Thursday, 21 February 2013

There are more letters

in this morning's paper from "Baby Boomers" who are, I think rightly, annoyed with the Minister for Ageing Mark Butler. His comments about the need for the post WWII generation to continue working while young people cannot get jobs were - if nothing else - insensitive.
The issue has been so hotly debated that another issue has not yet made it to the letters page of our state newspaper. It is an issue that did get some attention this morning from the columnist Andrew Bolt. I imagine that there might be some letters complaining about Mr Bolt tomorrow. There usually are. He is a controversial figure. He rubs many people up the wrong way. I doubt it would matter what he said they would find some way of disagreeing with him. They will disagree this time.
Mr Bolt is talking about the Dutch MP Geert Wilders. Mr Bolt met Mr Wilders in the course of journalistic duty.  They had lunch together. They were surrounded by the Dutch police who are constantly on duty to protect Mr Wilders.
Mr Wilders nearly did not come to Australia at all. Last year there were doubts that he would even get a visa. It was certainly delayed to a point where his visit had to be put off to this year. His staff and security personnel were given visas within three days. He was not. I understand he had similar difficulties in getting entry to England.
At the same time the Australian government provided an entry visa to a radical Islamic cleric who openly demands violence against non Muslims and has some equally controversial things to say.  Minister Chris Bowen did eventually allow Mr Wilders a visa.
Mr Wilders has had to cancel at least one public meeting here - in Western Australia. He was told he would not be welcome in as many as twenty different venues. 
I would not bother to go and hear Mr Wilders myself. I find his views offensive and divisive. I find the views of the Islamic cleric offensive and divisive too. That said I believe, if we also give space to a radical Islamic cleric, then we should give space to Mr Wilders. They both have the right to be heard. 
I put this to someone else yesterday when he asked what I thought. He did not agree. He felt that the Islamic cleric had every right to expect to come, that we should not interfere with people's religious beliefs and that our "multi-culturalism" is strong enough to withstand any "threat" from Islamic extremists. On the other hand he felt that Mr Wilders was a "divisive political figure who puts our multi-cultural society at risk". 
I could not agree with him. It is when these things do not get discussed and when we try to stifle one side of a debate that we put ourselves at risk. 
The media has a lot to answer for here. I asked the person I was talking with what he really thought of Hilary Mantel's piece about Royal Women - he had already made a remark about it. He said, "It serves those Royal Parasites right." 
He was, of course, relying on local media reports about it. The irony of the article was completely lost on him. He had not even read it.
I suggested he read it carefully but he told me he did not need to do that because he already knew what it was all about. 
He doesn't know of course - any more than Mr Wilders knows or the cleric knows or I know all about anything.  There is a right to hear what others have to say - and a responsibility to listen carefully, not just to hear what we want to hear.

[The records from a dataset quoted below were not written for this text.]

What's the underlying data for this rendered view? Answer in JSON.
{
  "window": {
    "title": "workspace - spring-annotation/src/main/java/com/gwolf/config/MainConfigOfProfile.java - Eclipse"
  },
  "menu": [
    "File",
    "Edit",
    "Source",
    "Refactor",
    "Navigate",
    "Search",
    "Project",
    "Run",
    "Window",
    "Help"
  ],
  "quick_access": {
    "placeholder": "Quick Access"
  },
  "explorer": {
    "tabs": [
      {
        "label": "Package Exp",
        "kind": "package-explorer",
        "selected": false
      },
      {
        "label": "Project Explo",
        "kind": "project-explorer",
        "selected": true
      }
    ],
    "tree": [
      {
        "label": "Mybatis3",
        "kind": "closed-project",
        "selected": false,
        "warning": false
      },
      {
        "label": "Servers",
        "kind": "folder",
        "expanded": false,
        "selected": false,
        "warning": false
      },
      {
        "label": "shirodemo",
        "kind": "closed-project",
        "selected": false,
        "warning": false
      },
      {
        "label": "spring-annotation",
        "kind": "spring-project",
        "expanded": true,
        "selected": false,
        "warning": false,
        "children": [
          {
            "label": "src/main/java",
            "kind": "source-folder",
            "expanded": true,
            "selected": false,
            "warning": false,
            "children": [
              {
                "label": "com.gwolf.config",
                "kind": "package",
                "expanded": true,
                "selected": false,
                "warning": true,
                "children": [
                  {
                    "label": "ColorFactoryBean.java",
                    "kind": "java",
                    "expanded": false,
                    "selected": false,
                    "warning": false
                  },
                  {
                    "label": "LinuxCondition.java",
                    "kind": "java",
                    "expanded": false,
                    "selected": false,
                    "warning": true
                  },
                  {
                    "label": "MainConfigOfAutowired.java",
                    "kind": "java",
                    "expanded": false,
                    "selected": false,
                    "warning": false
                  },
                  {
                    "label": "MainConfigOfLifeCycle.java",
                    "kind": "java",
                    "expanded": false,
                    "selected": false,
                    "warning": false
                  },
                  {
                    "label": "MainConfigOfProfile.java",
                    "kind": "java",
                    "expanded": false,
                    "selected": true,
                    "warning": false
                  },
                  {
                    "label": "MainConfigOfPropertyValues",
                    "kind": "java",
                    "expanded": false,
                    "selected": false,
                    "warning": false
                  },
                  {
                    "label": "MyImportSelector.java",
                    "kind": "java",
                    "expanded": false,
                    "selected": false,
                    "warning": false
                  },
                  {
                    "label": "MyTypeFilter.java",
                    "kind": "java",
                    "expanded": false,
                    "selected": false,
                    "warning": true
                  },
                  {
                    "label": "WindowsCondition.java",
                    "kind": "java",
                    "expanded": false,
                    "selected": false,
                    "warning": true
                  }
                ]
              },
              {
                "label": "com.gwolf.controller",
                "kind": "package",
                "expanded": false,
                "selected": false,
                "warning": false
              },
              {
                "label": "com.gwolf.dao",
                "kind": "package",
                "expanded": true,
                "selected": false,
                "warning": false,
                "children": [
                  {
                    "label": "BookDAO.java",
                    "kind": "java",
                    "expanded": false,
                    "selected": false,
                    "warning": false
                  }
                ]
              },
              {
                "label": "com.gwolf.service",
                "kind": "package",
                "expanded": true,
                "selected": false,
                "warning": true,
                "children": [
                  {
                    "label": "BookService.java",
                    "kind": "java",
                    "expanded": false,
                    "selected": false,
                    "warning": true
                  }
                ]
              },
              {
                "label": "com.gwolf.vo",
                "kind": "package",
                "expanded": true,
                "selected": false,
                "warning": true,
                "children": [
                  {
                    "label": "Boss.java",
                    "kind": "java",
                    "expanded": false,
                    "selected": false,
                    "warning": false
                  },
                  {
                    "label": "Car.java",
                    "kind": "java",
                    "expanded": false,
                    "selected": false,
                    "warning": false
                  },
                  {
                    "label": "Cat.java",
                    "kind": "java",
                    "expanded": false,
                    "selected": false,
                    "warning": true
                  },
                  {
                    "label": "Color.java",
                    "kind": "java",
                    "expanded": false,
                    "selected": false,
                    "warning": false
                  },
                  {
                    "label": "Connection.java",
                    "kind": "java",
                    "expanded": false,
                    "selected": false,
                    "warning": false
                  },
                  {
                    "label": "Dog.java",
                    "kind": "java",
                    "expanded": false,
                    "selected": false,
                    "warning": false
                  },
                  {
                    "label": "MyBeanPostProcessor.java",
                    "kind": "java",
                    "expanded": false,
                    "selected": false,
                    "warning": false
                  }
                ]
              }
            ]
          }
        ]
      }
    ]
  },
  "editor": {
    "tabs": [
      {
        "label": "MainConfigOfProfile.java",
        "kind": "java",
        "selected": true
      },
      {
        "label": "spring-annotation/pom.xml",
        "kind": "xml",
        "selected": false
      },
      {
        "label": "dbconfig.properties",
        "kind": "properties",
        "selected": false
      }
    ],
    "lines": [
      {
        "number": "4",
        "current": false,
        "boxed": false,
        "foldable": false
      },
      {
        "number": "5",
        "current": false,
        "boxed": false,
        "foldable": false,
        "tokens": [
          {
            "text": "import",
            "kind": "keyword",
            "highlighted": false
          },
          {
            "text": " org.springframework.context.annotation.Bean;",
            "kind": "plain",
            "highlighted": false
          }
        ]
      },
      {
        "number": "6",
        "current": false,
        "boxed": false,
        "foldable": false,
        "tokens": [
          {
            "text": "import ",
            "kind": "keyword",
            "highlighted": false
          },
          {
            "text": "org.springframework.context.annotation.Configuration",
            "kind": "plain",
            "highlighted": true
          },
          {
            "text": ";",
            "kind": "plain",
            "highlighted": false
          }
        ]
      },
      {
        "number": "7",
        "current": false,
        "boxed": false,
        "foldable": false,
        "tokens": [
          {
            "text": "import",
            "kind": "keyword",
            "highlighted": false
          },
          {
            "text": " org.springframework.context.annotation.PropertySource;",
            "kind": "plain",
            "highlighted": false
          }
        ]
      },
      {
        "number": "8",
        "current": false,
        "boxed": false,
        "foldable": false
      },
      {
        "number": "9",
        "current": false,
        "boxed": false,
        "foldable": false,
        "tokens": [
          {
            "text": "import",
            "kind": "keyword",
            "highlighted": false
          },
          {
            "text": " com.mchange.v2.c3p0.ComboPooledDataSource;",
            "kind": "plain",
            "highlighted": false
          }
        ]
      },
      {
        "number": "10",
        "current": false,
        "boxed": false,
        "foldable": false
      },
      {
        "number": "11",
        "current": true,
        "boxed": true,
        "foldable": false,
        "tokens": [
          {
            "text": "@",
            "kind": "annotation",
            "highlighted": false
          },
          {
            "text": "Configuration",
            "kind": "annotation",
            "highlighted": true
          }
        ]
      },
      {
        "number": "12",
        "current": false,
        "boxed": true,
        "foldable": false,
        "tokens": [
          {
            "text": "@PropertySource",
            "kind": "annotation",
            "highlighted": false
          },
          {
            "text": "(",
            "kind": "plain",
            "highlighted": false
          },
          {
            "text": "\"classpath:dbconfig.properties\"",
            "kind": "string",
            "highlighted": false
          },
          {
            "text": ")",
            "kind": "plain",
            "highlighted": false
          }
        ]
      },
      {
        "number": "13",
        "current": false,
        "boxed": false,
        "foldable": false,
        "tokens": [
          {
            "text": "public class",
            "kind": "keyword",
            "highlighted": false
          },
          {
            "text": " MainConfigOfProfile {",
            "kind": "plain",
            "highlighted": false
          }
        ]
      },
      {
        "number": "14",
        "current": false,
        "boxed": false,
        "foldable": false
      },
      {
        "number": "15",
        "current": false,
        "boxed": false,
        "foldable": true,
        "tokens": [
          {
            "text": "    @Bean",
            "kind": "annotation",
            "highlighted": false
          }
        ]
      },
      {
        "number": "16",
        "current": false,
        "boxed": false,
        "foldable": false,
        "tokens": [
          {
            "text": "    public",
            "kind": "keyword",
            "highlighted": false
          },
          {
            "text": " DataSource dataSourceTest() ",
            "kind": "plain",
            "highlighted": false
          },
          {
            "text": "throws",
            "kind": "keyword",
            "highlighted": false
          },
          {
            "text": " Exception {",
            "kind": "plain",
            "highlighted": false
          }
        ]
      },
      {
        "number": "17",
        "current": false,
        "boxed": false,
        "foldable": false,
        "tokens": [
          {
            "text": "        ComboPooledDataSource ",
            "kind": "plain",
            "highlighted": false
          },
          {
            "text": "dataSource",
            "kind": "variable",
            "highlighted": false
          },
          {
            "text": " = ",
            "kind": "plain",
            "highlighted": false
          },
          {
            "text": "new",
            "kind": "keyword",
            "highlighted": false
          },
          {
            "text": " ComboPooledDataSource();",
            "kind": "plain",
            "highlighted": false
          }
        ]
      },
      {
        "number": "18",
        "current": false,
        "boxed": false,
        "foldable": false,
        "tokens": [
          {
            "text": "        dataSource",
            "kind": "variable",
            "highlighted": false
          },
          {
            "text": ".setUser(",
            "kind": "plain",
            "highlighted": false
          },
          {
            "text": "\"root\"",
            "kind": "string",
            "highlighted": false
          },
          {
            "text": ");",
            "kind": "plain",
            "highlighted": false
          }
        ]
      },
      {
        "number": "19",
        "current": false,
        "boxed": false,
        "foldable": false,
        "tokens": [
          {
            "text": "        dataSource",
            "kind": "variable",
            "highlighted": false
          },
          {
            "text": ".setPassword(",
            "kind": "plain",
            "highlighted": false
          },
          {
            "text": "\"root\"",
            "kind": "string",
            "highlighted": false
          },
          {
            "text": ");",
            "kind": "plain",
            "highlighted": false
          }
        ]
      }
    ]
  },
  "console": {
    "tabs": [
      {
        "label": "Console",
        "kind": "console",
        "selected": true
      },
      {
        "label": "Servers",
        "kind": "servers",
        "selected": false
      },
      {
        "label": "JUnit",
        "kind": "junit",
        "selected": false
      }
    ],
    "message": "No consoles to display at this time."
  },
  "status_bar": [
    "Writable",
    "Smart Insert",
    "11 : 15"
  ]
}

1 comment:

Anonymous said...

Anyone who disagrees with this should ask themselves why is Mugabe in the process of banning radios in Zimbabwe and do they agree with that? If they do agree then they can agree that banning Wilders is fine. If they do not agree with banning radios in Zimbabwe then they also have to agree that Wilders has as much right to speak as anyone else. It is the protest movement which stirs up trouble. I doubt they have actually listened to what Mr Wilders has to say. It may be offensive but it is not nearly as radical or dangerous as the extreme views of some (but by no means all) Muslims.
Bob C-S